However, the coal company ignored the request, still continuing the exploitation. As a result, in April 2012, locals discovered signs of soil depression which are now even more serious.

In June 2012, the Khanh Hoa Coal Company agreed to build a water supply system to 300 households. However, locals said the water was just enough for two to three months of use, and that the water supply has since stopped.

As the water source is blocked, about 260 households in An Khanh commune lack water. The one-time fertile Ngo Hamlet’s rice fields have dried up.

Locals have to buy tap water at high prices. A 700-800 liter well-water barrel sells for VND80,000. It is estimated that a family of four have to spend nearly VND100,000 for water a day.

Tran Van Chu, a local man in Ngo Hamlet, where 190 households need water, said as the water is too expensive, he can only buy water for washing and cooking, while he cannot use washing machines or breed pigs.

Mai Tien Linh, also of Ngo Hamlet, said he could not giving up farming as it is his major means of subsistence.

He dug a water well in neighboring Dam Hamlet, from which water is pumped to his farm.
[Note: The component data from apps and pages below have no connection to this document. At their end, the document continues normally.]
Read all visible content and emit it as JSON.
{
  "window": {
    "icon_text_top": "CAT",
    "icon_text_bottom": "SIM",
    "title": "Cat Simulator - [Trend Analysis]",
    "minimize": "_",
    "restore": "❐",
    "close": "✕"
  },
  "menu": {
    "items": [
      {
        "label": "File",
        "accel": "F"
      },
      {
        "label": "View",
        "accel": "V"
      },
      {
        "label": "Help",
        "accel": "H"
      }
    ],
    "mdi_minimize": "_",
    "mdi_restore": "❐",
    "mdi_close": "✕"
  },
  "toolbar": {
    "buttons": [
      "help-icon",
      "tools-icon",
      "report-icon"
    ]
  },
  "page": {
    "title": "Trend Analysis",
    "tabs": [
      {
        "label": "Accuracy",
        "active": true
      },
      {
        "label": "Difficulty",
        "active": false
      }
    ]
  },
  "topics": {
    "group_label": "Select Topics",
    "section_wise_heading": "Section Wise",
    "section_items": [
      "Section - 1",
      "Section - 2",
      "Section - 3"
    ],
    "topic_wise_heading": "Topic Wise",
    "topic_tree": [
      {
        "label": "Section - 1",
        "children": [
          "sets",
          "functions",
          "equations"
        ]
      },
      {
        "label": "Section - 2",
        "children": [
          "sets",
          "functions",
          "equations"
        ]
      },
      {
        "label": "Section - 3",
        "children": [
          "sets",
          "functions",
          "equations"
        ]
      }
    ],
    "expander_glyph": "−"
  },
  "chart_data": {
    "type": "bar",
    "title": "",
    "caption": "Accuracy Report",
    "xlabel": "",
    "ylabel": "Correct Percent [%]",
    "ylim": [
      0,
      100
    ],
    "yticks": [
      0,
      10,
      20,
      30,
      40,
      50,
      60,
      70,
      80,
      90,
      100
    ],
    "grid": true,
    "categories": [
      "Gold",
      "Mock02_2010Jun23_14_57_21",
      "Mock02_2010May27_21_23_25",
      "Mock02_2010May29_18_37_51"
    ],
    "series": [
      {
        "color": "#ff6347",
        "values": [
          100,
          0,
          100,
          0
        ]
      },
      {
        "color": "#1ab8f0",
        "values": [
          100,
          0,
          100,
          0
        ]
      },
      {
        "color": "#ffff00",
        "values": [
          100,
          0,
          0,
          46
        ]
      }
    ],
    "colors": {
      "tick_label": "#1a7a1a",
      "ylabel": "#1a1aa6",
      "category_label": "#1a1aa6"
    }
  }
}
Though Linh does not have to travel a long distance every day to Dam Hamlet to get water, he has to pay VND600,000 for the electricity used to pump the water.


Truong Van Dung, chair of An Khanh Commune People’s Committee, said local authorities had many working sessions with the coal miner to discuss solutions to the electricity outage.

“Twenty-four hectares of rice fields in Ngo and Dong Buc Hamlets are now dried up because of no water,” he said. “If the miner expands its production, people will continue to suffer.”

Nong Nghiep